▶ Work required
Extract every line of the material below and reproduce it faithfully.

▶ Information provided
== Segment start ==
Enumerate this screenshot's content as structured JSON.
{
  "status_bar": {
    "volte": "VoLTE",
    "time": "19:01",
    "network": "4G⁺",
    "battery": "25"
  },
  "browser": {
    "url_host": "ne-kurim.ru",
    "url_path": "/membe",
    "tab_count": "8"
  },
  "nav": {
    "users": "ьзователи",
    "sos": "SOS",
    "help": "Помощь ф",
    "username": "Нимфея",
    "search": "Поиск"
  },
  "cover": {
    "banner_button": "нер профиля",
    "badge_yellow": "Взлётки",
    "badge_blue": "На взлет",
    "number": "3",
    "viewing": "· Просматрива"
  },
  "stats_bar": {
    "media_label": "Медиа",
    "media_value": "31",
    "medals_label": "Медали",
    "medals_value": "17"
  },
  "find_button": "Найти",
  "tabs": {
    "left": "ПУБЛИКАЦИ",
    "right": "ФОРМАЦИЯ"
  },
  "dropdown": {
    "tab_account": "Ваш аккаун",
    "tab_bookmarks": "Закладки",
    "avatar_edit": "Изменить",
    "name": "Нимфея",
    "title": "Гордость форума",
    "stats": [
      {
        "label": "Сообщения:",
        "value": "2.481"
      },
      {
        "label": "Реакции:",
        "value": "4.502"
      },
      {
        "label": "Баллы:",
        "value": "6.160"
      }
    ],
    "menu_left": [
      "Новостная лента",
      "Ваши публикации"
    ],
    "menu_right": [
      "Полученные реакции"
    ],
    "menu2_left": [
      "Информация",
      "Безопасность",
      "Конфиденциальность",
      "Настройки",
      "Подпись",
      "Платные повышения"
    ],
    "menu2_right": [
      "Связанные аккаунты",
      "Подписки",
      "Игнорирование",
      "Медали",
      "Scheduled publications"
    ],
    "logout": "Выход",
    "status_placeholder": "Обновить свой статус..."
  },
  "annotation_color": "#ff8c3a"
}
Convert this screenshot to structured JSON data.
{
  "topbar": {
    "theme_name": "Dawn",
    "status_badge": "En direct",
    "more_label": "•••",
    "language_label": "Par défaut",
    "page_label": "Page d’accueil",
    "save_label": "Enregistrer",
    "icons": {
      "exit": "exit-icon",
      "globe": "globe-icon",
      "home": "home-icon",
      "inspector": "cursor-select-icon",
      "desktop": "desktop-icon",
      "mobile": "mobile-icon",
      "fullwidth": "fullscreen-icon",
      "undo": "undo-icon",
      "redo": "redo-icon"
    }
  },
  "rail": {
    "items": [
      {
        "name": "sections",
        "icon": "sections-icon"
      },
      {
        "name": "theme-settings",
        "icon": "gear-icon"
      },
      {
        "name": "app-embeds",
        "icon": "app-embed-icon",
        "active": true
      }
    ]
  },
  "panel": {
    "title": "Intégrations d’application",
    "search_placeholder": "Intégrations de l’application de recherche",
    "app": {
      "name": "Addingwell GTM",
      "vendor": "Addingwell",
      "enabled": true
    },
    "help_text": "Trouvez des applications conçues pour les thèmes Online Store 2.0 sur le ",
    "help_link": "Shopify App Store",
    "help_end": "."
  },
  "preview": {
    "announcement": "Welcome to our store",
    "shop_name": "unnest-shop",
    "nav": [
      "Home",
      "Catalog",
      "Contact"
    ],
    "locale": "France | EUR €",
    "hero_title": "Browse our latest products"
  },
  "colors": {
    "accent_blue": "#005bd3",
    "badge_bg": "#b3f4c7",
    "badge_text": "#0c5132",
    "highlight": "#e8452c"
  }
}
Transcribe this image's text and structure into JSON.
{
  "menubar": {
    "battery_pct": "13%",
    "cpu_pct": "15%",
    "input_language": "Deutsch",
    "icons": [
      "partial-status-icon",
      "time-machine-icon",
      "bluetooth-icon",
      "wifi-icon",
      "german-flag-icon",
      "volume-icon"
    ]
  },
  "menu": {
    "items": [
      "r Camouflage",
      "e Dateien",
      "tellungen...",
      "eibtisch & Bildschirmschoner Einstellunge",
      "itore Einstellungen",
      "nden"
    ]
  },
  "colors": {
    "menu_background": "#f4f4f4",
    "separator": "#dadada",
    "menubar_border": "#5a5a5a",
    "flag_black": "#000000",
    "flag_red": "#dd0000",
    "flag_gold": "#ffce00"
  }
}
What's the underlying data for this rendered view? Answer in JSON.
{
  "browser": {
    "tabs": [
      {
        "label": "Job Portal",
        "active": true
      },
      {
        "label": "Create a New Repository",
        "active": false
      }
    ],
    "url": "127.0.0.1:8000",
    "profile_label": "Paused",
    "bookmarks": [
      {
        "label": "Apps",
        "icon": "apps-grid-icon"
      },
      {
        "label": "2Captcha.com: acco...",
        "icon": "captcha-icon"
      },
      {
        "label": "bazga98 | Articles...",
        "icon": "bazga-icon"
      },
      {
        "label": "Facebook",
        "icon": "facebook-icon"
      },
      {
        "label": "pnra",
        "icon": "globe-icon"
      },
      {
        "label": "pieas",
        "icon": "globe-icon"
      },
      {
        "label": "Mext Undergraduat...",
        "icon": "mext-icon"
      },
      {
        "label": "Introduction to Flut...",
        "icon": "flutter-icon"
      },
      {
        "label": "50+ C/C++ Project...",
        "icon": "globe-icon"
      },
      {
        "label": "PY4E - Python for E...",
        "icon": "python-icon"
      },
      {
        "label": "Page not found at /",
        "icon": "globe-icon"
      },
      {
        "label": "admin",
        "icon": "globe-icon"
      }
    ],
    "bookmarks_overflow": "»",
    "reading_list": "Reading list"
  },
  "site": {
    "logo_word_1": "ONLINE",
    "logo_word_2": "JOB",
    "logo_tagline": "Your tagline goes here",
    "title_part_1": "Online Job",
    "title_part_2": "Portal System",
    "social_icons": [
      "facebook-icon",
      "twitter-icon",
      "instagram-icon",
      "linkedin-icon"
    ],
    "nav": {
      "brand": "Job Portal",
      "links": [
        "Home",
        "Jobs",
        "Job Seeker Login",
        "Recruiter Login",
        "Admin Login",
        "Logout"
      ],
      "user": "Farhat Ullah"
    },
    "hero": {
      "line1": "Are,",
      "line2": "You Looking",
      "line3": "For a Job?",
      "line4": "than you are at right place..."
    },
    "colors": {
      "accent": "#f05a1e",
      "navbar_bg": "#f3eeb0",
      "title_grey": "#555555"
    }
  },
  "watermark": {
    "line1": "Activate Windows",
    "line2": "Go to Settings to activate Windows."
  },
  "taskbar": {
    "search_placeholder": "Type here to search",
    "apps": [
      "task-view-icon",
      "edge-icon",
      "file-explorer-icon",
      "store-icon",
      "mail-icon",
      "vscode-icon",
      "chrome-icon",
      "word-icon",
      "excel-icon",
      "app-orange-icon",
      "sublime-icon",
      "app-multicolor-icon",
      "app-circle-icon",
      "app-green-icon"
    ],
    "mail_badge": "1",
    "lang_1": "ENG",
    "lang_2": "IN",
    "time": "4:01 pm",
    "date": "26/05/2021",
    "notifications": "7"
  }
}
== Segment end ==
▶ Result of this task
Enumerate this screenshot's content as structured JSON.
{
  "status_bar": {
    "volte": "VoLTE",
    "time": "19:01",
    "network": "4G⁺",
    "battery": "25"
  },
  "browser": {
    "url_host": "ne-kurim.ru",
    "url_path": "/membe",
    "tab_count": "8"
  },
  "nav": {
    "users": "ьзователи",
    "sos": "SOS",
    "help": "Помощь ф",
    "username": "Нимфея",
    "search": "Поиск"
  },
  "cover": {
    "banner_button": "нер профиля",
    "badge_yellow": "Взлётки",
    "badge_blue": "На взлет",
    "number": "3",
    "viewing": "· Просматрива"
  },
  "stats_bar": {
    "media_label": "Медиа",
    "media_value": "31",
    "medals_label": "Медали",
    "medals_value": "17"
  },
  "find_button": "Найти",
  "tabs": {
    "left": "ПУБЛИКАЦИ",
    "right": "ФОРМАЦИЯ"
  },
  "dropdown": {
    "tab_account": "Ваш аккаун",
    "tab_bookmarks": "Закладки",
    "avatar_edit": "Изменить",
    "name": "Нимфея",
    "title": "Гордость форума",
    "stats": [
      {
        "label": "Сообщения:",
        "value": "2.481"
      },
      {
        "label": "Реакции:",
        "value": "4.502"
      },
      {
        "label": "Баллы:",
        "value": "6.160"
      }
    ],
    "menu_left": [
      "Новостная лента",
      "Ваши публикации"
    ],
    "menu_right": [
      "Полученные реакции"
    ],
    "menu2_left": [
      "Информация",
      "Безопасность",
      "Конфиденциальность",
      "Настройки",
      "Подпись",
      "Платные повышения"
    ],
    "menu2_right": [
      "Связанные аккаунты",
      "Подписки",
      "Игнорирование",
      "Медали",
      "Scheduled publications"
    ],
    "logout": "Выход",
    "status_placeholder": "Обновить свой статус..."
  },
  "annotation_color": "#ff8c3a"
}
Convert this screenshot to structured JSON data.
{
  "topbar": {
    "theme_name": "Dawn",
    "status_badge": "En direct",
    "more_label": "•••",
    "language_label": "Par défaut",
    "page_label": "Page d’accueil",
    "save_label": "Enregistrer",
    "icons": {
      "exit": "exit-icon",
      "globe": "globe-icon",
      "home": "home-icon",
      "inspector": "cursor-select-icon",
      "desktop": "desktop-icon",
      "mobile": "mobile-icon",
      "fullwidth": "fullscreen-icon",
      "undo": "undo-icon",
      "redo": "redo-icon"
    }
  },
  "rail": {
    "items": [
      {
        "name": "sections",
        "icon": "sections-icon"
      },
      {
        "name": "theme-settings",
        "icon": "gear-icon"
      },
      {
        "name": "app-embeds",
        "icon": "app-embed-icon",
        "active": true
      }
    ]
  },
  "panel": {
    "title": "Intégrations d’application",
    "search_placeholder": "Intégrations de l’application de recherche",
    "app": {
      "name": "Addingwell GTM",
      "vendor": "Addingwell",
      "enabled": true
    },
    "help_text": "Trouvez des applications conçues pour les thèmes Online Store 2.0 sur le ",
    "help_link": "Shopify App Store",
    "help_end": "."
  },
  "preview": {
    "announcement": "Welcome to our store",
    "shop_name": "unnest-shop",
    "nav": [
      "Home",
      "Catalog",
      "Contact"
    ],
    "locale": "France | EUR €",
    "hero_title": "Browse our latest products"
  },
  "colors": {
    "accent_blue": "#005bd3",
    "badge_bg": "#b3f4c7",
    "badge_text": "#0c5132",
    "highlight": "#e8452c"
  }
}
Transcribe this image's text and structure into JSON.
{
  "menubar": {
    "battery_pct": "13%",
    "cpu_pct": "15%",
    "input_language": "Deutsch",
    "icons": [
      "partial-status-icon",
      "time-machine-icon",
      "bluetooth-icon",
      "wifi-icon",
      "german-flag-icon",
      "volume-icon"
    ]
  },
  "menu": {
    "items": [
      "r Camouflage",
      "e Dateien",
      "tellungen...",
      "eibtisch & Bildschirmschoner Einstellunge",
      "itore Einstellungen",
      "nden"
    ]
  },
  "colors": {
    "menu_background": "#f4f4f4",
    "separator": "#dadada",
    "menubar_border": "#5a5a5a",
    "flag_black": "#000000",
    "flag_red": "#dd0000",
    "flag_gold": "#ffce00"
  }
}
What's the underlying data for this rendered view? Answer in JSON.
{
  "browser": {
    "tabs": [
      {
        "label": "Job Portal",
        "active": true
      },
      {
        "label": "Create a New Repository",
        "active": false
      }
    ],
    "url": "127.0.0.1:8000",
    "profile_label": "Paused",
    "bookmarks": [
      {
        "label": "Apps",
        "icon": "apps-grid-icon"
      },
      {
        "label": "2Captcha.com: acco...",
        "icon": "captcha-icon"
      },
      {
        "label": "bazga98 | Articles...",
        "icon": "bazga-icon"
      },
      {
        "label": "Facebook",
        "icon": "facebook-icon"
      },
      {
        "label": "pnra",
        "icon": "globe-icon"
      },
      {
        "label": "pieas",
        "icon": "globe-icon"
      },
      {
        "label": "Mext Undergraduat...",
        "icon": "mext-icon"
      },
      {
        "label": "Introduction to Flut...",
        "icon": "flutter-icon"
      },
      {
        "label": "50+ C/C++ Project...",
        "icon": "globe-icon"
      },
      {
        "label": "PY4E - Python for E...",
        "icon": "python-icon"
      },
      {
        "label": "Page not found at /",
        "icon": "globe-icon"
      },
      {
        "label": "admin",
        "icon": "globe-icon"
      }
    ],
    "bookmarks_overflow": "»",
    "reading_list": "Reading list"
  },
  "site": {
    "logo_word_1": "ONLINE",
    "logo_word_2": "JOB",
    "logo_tagline": "Your tagline goes here",
    "title_part_1": "Online Job",
    "title_part_2": "Portal System",
    "social_icons": [
      "facebook-icon",
      "twitter-icon",
      "instagram-icon",
      "linkedin-icon"
    ],
    "nav": {
      "brand": "Job Portal",
      "links": [
        "Home",
        "Jobs",
        "Job Seeker Login",
        "Recruiter Login",
        "Admin Login",
        "Logout"
      ],
      "user": "Farhat Ullah"
    },
    "hero": {
      "line1": "Are,",
      "line2": "You Looking",
      "line3": "For a Job?",
      "line4": "than you are at right place..."
    },
    "colors": {
      "accent": "#f05a1e",
      "navbar_bg": "#f3eeb0",
      "title_grey": "#555555"
    }
  },
  "watermark": {
    "line1": "Activate Windows",
    "line2": "Go to Settings to activate Windows."
  },
  "taskbar": {
    "search_placeholder": "Type here to search",
    "apps": [
      "task-view-icon",
      "edge-icon",
      "file-explorer-icon",
      "store-icon",
      "mail-icon",
      "vscode-icon",
      "chrome-icon",
      "word-icon",
      "excel-icon",
      "app-orange-icon",
      "sublime-icon",
      "app-multicolor-icon",
      "app-circle-icon",
      "app-green-icon"
    ],
    "mail_badge": "1",
    "lang_1": "ENG",
    "lang_2": "IN",
    "time": "4:01 pm",
    "date": "26/05/2021",
    "notifications": "7"
  }
}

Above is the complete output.